Go to Options -> Controls, and assign a keybind for Screenshot Mode. When pressed, this will disable all HUD elements except for ambient or narrator dialogue so you can take cleaner screenshots without a lot of clutter.
Bullet Time and fighting several enemies
Weird West only lets you use one weapon of each type (i.e., revolvers, rifles, shotguns, bows, and melee). If you do get spotted, try to swap depending on the foe that you’re facing. For example, larger enemies might have AoE attacks, which means a rifle would be better. Meanwhile, groups that are clustered together can get hit by a single shotgun blast at close range. There are also abilities (i.e., active skills) that are specific to a weapon or character, as well as perks (i.e., passive skills) that confer powerful buffs.
If all hell breaks loose, don’t forget to use the Bullet Time mechanic. You can do this by dodging to the side while aiming a weapon. When time is slowed down, you can line up your shots easily. Just remember that this also uses up a quarter of your AP bar.
Companions, friends for life, and vendettas
Weird West lets you bring a party of three characters (i.e., your main hero for that chapter and two companions). Apart from your posse, you’ll also want to remember the following:
- Friends for life – These are NPCs that you helped out via sidequests or rescues (i.e., they were imprisoned and you freed them as part of a random encounter). Likewise, companions that have journeyed with you for a time before being dismissed will also count as friends for life. When this occurs, they have a chance of spawning if you’re low on health. It’s essentially a way to even the odds during a firefight.

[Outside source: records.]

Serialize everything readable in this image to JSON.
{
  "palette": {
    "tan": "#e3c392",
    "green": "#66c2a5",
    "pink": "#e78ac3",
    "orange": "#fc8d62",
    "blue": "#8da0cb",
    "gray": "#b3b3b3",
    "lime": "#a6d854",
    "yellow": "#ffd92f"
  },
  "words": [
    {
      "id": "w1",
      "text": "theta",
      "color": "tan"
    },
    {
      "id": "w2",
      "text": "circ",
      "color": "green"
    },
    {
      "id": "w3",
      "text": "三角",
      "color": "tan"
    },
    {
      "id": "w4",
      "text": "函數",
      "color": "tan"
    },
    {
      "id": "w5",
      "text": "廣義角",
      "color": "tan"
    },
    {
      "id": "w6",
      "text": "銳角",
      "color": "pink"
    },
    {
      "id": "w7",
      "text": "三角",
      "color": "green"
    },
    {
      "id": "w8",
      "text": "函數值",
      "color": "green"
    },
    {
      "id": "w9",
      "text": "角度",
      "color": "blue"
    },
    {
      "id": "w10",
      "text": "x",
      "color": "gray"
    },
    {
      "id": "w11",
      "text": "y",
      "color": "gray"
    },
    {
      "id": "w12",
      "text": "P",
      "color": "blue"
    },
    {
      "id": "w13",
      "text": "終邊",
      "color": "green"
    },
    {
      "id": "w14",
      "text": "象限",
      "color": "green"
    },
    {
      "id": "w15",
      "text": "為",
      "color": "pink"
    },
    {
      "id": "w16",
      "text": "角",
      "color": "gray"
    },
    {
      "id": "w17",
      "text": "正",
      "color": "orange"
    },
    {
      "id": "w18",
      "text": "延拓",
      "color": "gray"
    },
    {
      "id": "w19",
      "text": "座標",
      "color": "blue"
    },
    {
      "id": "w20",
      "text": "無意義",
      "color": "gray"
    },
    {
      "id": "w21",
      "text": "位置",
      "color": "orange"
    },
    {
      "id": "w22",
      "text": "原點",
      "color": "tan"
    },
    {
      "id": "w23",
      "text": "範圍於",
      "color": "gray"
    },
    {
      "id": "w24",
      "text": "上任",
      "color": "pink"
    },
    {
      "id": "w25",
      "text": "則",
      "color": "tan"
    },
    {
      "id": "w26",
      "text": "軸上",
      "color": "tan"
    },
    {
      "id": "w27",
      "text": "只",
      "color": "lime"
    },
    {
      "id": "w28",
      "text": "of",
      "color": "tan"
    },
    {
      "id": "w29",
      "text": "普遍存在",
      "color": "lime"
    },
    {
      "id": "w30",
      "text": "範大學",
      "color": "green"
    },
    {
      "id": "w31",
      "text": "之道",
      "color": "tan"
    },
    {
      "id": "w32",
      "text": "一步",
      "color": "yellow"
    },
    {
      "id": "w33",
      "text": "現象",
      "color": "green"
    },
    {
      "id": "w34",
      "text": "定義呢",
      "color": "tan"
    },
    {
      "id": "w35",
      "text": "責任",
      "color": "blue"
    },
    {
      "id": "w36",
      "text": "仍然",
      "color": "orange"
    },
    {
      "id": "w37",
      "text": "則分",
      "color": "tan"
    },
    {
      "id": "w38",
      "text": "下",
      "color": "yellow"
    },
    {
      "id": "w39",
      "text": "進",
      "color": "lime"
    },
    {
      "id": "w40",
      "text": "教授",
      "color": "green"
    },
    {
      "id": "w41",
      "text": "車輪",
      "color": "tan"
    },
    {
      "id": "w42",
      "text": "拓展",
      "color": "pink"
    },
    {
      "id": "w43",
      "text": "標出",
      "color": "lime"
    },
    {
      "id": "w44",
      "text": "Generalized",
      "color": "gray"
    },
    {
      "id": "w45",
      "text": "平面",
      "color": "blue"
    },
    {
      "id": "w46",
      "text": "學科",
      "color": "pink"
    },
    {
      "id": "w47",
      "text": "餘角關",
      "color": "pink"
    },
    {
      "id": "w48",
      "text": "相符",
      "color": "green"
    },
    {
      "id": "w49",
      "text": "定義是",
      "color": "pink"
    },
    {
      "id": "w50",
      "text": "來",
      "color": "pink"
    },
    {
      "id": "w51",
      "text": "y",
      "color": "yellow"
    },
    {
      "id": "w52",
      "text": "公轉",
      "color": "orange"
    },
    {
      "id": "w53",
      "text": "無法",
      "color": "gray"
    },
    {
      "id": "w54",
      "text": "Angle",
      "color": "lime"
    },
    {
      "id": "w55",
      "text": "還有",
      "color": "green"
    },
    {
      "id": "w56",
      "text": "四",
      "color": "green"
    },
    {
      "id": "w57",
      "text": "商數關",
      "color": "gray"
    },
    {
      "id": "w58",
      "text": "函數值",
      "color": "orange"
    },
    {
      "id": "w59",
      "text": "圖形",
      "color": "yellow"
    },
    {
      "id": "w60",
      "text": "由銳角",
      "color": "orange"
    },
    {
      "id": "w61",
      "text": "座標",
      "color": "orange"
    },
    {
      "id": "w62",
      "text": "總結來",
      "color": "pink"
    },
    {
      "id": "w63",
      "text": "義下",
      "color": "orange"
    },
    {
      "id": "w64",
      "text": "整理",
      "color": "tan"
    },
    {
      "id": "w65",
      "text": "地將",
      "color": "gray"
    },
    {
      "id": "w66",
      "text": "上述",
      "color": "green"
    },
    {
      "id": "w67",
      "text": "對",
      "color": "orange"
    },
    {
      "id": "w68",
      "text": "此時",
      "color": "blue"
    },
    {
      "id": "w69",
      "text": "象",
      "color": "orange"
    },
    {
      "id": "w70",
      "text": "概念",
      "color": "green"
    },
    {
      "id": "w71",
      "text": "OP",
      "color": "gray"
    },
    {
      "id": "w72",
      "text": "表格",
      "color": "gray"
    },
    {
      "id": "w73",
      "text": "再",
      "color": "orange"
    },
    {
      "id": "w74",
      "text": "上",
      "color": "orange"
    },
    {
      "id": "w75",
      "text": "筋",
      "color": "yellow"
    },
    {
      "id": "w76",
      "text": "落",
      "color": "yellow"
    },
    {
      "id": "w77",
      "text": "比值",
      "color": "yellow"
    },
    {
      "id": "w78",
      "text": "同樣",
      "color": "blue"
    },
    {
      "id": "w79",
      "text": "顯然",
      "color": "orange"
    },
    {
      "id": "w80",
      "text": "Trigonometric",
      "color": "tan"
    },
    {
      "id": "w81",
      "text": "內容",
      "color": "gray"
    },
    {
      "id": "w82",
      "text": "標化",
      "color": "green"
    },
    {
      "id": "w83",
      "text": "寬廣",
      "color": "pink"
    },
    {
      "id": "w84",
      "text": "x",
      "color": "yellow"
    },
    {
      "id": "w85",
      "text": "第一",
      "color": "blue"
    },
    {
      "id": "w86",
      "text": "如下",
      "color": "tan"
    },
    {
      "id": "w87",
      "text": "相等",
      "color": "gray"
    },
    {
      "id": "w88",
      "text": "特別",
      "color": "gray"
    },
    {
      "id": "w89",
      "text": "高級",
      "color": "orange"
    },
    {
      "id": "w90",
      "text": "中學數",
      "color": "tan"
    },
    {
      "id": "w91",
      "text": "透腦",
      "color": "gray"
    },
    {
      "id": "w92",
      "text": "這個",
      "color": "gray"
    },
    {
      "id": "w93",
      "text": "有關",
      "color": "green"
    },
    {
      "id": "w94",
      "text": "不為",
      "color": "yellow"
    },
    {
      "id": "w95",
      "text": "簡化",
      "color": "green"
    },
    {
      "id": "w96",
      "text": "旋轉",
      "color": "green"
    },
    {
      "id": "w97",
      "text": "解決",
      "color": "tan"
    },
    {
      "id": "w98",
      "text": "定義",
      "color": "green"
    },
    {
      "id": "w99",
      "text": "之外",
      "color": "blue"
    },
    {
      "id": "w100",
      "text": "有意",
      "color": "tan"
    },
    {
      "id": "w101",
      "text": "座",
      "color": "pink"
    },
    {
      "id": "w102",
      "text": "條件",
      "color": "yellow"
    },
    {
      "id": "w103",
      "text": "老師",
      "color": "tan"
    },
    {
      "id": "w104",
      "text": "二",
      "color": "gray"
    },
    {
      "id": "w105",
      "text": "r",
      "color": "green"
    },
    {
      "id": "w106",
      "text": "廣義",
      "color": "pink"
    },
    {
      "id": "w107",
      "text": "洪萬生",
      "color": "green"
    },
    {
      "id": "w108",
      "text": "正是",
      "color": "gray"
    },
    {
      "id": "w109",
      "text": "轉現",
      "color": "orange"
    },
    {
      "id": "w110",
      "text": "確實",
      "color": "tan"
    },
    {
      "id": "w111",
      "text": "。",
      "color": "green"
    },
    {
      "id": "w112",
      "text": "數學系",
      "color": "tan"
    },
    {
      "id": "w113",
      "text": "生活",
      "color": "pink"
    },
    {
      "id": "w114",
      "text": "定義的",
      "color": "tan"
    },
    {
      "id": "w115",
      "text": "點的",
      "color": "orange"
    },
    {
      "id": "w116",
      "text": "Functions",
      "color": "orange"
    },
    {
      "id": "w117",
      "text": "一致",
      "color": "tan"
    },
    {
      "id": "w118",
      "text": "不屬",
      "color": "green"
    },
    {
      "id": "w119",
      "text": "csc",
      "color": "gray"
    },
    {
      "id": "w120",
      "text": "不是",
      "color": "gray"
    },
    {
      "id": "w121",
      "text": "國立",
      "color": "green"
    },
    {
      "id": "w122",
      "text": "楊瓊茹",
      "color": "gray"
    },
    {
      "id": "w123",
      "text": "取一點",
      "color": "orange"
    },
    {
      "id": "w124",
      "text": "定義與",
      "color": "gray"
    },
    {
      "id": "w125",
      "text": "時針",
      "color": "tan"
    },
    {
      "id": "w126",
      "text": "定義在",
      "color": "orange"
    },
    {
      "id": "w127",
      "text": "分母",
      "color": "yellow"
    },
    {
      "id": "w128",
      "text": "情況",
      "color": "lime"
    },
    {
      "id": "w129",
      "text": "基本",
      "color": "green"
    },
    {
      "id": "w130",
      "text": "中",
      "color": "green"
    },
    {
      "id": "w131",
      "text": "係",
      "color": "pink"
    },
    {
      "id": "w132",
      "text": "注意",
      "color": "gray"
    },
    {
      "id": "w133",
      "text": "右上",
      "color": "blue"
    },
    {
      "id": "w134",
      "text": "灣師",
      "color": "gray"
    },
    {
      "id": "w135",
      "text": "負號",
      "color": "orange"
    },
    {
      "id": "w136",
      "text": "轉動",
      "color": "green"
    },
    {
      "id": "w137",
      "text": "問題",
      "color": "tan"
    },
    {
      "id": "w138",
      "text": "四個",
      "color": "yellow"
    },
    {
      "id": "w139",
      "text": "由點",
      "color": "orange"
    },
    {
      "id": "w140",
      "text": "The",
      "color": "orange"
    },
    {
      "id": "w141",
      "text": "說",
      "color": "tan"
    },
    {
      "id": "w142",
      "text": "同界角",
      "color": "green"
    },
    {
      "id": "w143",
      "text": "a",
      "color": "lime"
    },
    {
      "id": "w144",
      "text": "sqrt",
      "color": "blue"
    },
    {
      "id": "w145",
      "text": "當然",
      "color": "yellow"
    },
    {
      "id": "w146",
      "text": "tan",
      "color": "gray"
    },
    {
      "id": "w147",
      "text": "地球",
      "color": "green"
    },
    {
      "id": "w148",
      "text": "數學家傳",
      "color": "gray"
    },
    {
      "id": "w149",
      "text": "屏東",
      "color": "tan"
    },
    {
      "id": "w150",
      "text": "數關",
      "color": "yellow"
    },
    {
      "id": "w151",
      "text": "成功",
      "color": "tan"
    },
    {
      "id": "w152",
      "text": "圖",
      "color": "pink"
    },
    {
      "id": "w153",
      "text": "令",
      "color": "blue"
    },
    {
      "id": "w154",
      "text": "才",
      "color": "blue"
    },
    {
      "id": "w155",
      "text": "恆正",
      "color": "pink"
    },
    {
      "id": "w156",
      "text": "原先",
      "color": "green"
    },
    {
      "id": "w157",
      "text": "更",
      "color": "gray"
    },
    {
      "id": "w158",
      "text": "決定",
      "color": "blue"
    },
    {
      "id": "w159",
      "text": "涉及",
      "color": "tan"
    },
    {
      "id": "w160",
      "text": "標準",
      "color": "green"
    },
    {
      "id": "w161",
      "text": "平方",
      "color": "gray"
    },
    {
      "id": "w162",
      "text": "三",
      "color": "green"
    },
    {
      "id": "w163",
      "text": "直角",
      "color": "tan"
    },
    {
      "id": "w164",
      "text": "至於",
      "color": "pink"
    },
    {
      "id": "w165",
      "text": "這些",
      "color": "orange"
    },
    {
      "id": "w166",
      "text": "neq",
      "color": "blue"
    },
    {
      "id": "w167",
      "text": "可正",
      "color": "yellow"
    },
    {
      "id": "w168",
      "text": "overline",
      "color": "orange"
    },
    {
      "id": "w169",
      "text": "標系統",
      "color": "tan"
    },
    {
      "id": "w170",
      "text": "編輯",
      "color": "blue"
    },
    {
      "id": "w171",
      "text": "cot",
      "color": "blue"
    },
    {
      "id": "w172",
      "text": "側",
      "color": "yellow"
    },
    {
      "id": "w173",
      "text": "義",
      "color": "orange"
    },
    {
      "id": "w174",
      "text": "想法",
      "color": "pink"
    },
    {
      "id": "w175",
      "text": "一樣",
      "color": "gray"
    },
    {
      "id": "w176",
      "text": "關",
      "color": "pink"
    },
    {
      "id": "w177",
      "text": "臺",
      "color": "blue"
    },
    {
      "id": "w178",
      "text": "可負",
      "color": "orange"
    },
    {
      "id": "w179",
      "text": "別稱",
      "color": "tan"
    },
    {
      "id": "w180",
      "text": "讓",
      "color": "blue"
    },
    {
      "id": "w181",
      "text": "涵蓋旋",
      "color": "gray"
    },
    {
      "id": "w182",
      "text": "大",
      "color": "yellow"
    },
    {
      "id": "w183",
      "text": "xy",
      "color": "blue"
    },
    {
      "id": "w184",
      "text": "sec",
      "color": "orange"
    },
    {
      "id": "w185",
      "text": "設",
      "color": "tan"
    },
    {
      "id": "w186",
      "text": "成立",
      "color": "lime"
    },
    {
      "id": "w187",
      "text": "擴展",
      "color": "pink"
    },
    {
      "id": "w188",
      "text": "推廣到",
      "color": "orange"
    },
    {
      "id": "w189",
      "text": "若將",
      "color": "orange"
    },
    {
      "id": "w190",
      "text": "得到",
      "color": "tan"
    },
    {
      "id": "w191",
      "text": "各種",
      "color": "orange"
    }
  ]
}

- Vendettas – Conversely, vendettas occur when you eliminate a gang leader/wanted bandit or kill several hostiles. It’s possible that one of the mobs will swear vengeance before escaping. Then, they’ll spawn when you least expect it (i.e., in town or as part of a random encounter).